Carla Hinton, Religion Editor
The Oklahoman, 06/23/2005
NASHVILLE, Tenn. – Southern Baptist Convention messengers expressed concerns about public education Wednesday, but stopped short of urging parents to remove their children from public schools.
Instead, messengers at the annual meeting in Nashville approved a resolution focusing on parental responsibility in determining negative influences — such as those promoting homosexuality as a "morally legitimate lifestyle."
"We broadened it," the Rev. Jeff Moore of Altus said of the resolution. "Homosexuality is not the only threat to our children. The real focus is to make education the parents’ primary responsibility. We didn’t feel it was healthy to make a blanket statement that all Southern Baptists take their children out of public schools."
Texans Voddie Baucham and Bruce Shortt had submitted a proposal targeting homosexuality, calling for parents to remove their children from schools that had any programs touting homosexuality as acceptable.
Moore, a member of the convention’s Resolutions Committee, said Southern Baptists continue to stand by their "biblically accurate" belief that homosexuality is morally wrong.
Though the resolution did not force the issue of a mass exodus from public schools, it had its detractors.
Jaime McDaniel, a spokesman for Soul Force, passed out pamphlets about his group’s biblical interpretation of homosexuality in front of the Gaylord Entertainment Center where the Baptists met.
McDaniel said members of Soul Force — an advocacy group for gay, lesbian, bisexual and transgender individuals — think the convention is going back to its roots of bigotry.
Many Southern Baptists, including Tom and Kimberly Woodson of Tulsa, agree with the denomination’s stance.
"School is not a place to teach things like that," Tom Woodson said of sexual orientation issues.
"It’s a place for teaching basic learning skills and reading, writing and arithmetic, not a place to indoctrinate children with social agendas."

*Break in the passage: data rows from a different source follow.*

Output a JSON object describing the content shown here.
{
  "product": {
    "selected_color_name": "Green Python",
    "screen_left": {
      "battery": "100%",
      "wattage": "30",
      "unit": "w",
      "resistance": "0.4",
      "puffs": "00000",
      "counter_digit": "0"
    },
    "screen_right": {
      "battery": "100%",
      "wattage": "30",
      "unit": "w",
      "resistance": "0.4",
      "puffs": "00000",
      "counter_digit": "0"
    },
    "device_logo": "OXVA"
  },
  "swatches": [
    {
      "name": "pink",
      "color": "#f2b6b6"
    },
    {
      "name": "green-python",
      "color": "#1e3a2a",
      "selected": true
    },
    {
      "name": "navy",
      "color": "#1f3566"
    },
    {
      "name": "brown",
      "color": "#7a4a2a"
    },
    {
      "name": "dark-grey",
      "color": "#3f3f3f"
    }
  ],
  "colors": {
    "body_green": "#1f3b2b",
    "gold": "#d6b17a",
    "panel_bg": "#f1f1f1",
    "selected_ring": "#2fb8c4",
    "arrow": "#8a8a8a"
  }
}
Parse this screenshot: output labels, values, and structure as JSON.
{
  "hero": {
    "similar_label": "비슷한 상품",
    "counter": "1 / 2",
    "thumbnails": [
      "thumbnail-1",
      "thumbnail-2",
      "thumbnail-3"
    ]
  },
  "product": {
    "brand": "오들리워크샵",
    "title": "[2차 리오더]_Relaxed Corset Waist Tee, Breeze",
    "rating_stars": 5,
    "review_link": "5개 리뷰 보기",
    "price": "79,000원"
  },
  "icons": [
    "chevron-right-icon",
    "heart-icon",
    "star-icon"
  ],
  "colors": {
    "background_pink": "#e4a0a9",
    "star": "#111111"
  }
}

Woodson, pastor of Tulsa’s Sheridan Road Baptist Church, said he and his wife homeschool their three children.
The resolution reflected the concern Southern Baptists have expressed for several years about public schools. The issue was brought up at last year’s meeting with a proposal — ultimately rejected — urging Southern Baptist parents to pull their children from public schools.
Moore said one issue the resolution committee discussed was that many people cannot afford to remove their children from public schools.